Well, it happened.
A friend recently told the chap writing this that WWE 2K20 "wasn't actually that bad". He then went on to claim that internet "overreaction to some bugs and stuff" killed the game's chances of being anything other than a total failure. The response from yours truly? "Rubbish - 2K20 was absolutely sh*te".
2K20 was a thinly-veiled rush job that nearly destroyed approx two decades of work. 2K fired the product out without taking necessary care to ensure it was playable, then pointed fingers towards the departure of Yuke's - poor them? No, poor people who paid full price for what amounted to a digital slap in the face for loyal customers.
2K22 must be better. 2K (and their pals Visual Concepts) don't have a choice.
Unless they want WWE to find another developer to make these games, then they need to get the finger out and produce something worthwhile. This community won't tolerate anything less than a love letter to the series past; they'll want such nostalgic flavour blended with an exciting path forward too.
Here are just some of the things 2K can do to make up for past transgressions...
10. A Game That’s Been Tested
This is the bare minimum.
Being frank, it's atrocious that 2K thought pumping out 2K20 in the state it was in would be acceptable. This time, to be clear, 2K22 must have no bugs or glitches to speak of. It it does, then the fires of Twitter hell will rain down on the people making it - they'll be drowned by the backlash.
One way to avoid the negativity that'd surely await them is to playtest the living crap out of the next game. When 2K and VC think they've playtested the thing enough, they should go for a quick break then come back and playtest it some more. Playtest, playtest, playtest.

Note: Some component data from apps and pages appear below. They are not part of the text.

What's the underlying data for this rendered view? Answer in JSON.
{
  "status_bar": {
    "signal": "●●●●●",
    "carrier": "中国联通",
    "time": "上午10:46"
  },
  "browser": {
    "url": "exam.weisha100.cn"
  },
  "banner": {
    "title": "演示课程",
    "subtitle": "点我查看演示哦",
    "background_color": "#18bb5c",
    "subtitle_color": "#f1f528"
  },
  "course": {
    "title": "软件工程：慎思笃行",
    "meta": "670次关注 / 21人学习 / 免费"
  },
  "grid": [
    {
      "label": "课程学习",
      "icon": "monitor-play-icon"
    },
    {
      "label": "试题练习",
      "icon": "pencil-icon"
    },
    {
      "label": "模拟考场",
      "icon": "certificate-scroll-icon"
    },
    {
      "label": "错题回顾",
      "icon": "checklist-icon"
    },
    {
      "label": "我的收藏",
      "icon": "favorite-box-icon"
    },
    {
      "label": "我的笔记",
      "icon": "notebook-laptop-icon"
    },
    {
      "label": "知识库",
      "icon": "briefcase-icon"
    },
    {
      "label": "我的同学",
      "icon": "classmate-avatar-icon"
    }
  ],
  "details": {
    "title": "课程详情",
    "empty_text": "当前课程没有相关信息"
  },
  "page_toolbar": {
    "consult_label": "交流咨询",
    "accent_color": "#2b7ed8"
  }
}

Every wrinkle must be ironed out pre-launch. Otherwise, they'll get it in the neck from a p*ssed off audience (some of whom probably cannot wait to explode with rage). Offering a smooth, glitch-free experience is gonna be vital to 2K22's success.